Ten microsatellite loci from Northern Bobwhite (Colinus virginianus)
- 146 Downloads
Ecological studies using microsatellite data often require the selection of an optimal marker set for use in parentage and relatedness inference. Commonly, this requires a candidate pool of microsatellite markers from which several are selected to ensure data are acquired efficiently and accurately. We developed 10 microsatellite loci for use with Northern Bobwhite (Colinus virginianus) and tested these loci using individuals collected from two distinct populations in GA and VA. Our new markers yielded seven alleles/locus (range: 2–16) in the Georgia population and six alleles/locus (range: 2–13) in the Virginia population. Exclusionary power of all markers in each population with both parents unknown was >0.98. These microsatellite loci should be combined with previously developed markers to select an optimal set for use in subsequent analyses of parentage and relatedness.

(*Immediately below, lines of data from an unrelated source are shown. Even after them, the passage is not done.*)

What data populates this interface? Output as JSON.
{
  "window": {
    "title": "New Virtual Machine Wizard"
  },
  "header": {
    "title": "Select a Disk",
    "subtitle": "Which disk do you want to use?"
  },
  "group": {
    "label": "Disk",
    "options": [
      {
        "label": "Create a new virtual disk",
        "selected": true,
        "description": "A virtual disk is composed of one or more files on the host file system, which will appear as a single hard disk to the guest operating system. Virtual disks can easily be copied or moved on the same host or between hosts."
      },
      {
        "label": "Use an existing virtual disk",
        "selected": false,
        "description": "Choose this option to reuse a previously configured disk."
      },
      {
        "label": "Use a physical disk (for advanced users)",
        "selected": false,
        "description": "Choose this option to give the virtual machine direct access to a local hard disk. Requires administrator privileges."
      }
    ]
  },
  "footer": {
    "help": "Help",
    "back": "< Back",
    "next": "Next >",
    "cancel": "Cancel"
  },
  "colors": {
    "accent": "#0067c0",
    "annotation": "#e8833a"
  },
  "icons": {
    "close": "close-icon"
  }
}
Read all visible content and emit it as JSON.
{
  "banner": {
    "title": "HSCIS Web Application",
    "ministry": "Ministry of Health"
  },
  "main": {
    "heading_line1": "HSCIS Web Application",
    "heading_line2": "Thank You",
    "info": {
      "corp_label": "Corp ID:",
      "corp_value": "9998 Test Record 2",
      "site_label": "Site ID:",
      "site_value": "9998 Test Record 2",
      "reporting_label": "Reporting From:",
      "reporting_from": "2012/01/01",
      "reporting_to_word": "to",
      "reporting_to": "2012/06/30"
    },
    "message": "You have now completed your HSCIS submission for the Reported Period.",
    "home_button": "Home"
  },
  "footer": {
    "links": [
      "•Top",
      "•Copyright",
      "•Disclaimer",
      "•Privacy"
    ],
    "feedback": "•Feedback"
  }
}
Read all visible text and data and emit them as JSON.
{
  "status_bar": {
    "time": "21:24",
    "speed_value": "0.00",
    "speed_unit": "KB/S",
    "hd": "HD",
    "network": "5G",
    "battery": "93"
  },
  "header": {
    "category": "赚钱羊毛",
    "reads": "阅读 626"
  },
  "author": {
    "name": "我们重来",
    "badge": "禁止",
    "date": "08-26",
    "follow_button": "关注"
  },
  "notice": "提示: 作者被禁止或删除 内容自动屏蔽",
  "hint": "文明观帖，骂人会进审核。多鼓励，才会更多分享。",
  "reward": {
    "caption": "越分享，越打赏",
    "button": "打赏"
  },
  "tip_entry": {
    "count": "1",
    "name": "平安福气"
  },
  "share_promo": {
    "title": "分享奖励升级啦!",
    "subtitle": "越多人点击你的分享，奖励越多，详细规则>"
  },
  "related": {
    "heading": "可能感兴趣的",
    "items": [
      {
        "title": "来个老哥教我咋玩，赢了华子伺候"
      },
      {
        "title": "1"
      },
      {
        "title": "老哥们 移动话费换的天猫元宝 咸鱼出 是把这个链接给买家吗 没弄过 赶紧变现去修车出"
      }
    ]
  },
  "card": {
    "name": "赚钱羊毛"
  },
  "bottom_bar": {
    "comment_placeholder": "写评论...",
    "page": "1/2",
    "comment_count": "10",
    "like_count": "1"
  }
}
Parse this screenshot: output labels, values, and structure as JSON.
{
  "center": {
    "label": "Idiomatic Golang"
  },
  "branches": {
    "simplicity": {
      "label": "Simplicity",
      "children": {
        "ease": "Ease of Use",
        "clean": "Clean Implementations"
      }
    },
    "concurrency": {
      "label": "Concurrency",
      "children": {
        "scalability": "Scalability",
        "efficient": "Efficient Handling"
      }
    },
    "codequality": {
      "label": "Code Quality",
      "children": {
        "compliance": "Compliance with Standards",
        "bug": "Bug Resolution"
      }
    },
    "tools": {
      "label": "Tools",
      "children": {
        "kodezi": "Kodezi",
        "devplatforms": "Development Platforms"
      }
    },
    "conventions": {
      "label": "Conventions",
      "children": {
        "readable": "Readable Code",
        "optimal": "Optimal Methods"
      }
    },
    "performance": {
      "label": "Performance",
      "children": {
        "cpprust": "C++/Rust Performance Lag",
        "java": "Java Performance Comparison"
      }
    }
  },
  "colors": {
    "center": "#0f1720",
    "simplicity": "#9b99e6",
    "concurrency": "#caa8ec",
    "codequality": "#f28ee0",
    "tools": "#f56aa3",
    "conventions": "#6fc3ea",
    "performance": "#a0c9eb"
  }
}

KeywordsMicrosatellites SSRs Galliformes Northern Bobwhite Colinus virginianus
Financial support was provided by: Tall Timbers Research Station and Land Conservancy’s Quail Research Initiative, Daniel B. Warnell School of Forestry and Natural Resources, and McIntire-Stennis projects GEO-0100-MS and GEO-0136-MS. Capture and handling of bobwhites in Georgia were approved by the Georgia Department of Natural Resources (permits: 29-WMB-00–105 and 29-WMB-03–38), and the University of Georgia Institutional Animal Care and Use Committee (approvals: A990028M1, A990028C1, and A200310109-0). Bobwhite wings collected in Virginia were salvaged from hunter-killed animals as part of a Virginia Department of Game and Inland Fisheries program. The authors thank Patrick Cook and Steve Capel for the donation of these wings.
- Brennan LA (1999) Northern Bobwhite (Colinus virginianus). In: Poole A, Gill F (eds) The birds of North America. The Birds of North America, Inc., Philadelphia, PAGoogle Scholar
- Burger LW, Miller DA, Southwick RI (1999) Economic impact of northern bobwhite hunting in the southeastern United States. Wildlife Soc Bull 27:1010–1018Google Scholar
- Schneider S, Roessli D, Excoffier L (2000) Arlequin: a software for population genetics data analysis. Ver 2.000. Genetics and Biometry Lab, Department of Anthropology, University of GenevaGoogle Scholar